Data extracted from a collection:
↓↓↓

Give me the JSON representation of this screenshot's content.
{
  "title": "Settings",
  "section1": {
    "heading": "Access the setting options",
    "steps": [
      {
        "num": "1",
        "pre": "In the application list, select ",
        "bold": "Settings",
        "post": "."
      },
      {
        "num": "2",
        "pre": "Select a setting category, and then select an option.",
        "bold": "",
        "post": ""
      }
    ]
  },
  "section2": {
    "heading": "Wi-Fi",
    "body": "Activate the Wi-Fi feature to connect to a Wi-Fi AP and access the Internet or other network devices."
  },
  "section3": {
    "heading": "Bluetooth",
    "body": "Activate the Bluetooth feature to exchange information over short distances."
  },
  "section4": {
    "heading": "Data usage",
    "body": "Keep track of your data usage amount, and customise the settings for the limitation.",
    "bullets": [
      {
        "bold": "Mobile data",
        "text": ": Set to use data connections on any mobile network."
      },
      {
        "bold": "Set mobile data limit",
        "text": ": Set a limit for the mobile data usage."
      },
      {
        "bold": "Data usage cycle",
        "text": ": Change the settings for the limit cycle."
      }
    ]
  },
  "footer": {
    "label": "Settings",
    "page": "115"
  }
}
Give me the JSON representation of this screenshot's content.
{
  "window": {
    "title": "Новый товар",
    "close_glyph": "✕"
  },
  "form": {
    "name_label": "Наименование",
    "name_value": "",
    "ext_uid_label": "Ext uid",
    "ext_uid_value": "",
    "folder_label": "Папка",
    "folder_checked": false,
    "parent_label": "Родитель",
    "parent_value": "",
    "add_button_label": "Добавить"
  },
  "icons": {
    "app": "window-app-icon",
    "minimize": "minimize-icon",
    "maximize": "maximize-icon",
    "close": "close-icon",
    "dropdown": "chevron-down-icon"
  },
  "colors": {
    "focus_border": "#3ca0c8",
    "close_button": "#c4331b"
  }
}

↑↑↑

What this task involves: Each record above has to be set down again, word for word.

Answer to the problem:
Give me the JSON representation of this screenshot's content.
{
  "title": "Settings",
  "section1": {
    "heading": "Access the setting options",
    "steps": [
      {
        "num": "1",
        "pre": "In the application list, select ",
        "bold": "Settings",
        "post": "."
      },
      {
        "num": "2",
        "pre": "Select a setting category, and then select an option.",
        "bold": "",
        "post": ""
      }
    ]
  },
  "section2": {
    "heading": "Wi-Fi",
    "body": "Activate the Wi-Fi feature to connect to a Wi-Fi AP and access the Internet or other network devices."
  },
  "section3": {
    "heading": "Bluetooth",
    "body": "Activate the Bluetooth feature to exchange information over short distances."
  },
  "section4": {
    "heading": "Data usage",
    "body": "Keep track of your data usage amount, and customise the settings for the limitation.",
    "bullets": [
      {
        "bold": "Mobile data",
        "text": ": Set to use data connections on any mobile network."
      },
      {
        "bold": "Set mobile data limit",
        "text": ": Set a limit for the mobile data usage."
      },
      {
        "bold": "Data usage cycle",
        "text": ": Change the settings for the limit cycle."
      }
    ]
  },
  "footer": {
    "label": "Settings",
    "page": "115"
  }
}
Give me the JSON representation of this screenshot's content.
{
  "window": {
    "title": "Новый товар",
    "close_glyph": "✕"
  },
  "form": {
    "name_label": "Наименование",
    "name_value": "",
    "ext_uid_label": "Ext uid",
    "ext_uid_value": "",
    "folder_label": "Папка",
    "folder_checked": false,
    "parent_label": "Родитель",
    "parent_value": "",
    "add_button_label": "Добавить"
  },
  "icons": {
    "app": "window-app-icon",
    "minimize": "minimize-icon",
    "maximize": "maximize-icon",
    "close": "close-icon",
    "dropdown": "chevron-down-icon"
  },
  "colors": {
    "focus_border": "#3ca0c8",
    "close_button": "#c4331b"
  }
}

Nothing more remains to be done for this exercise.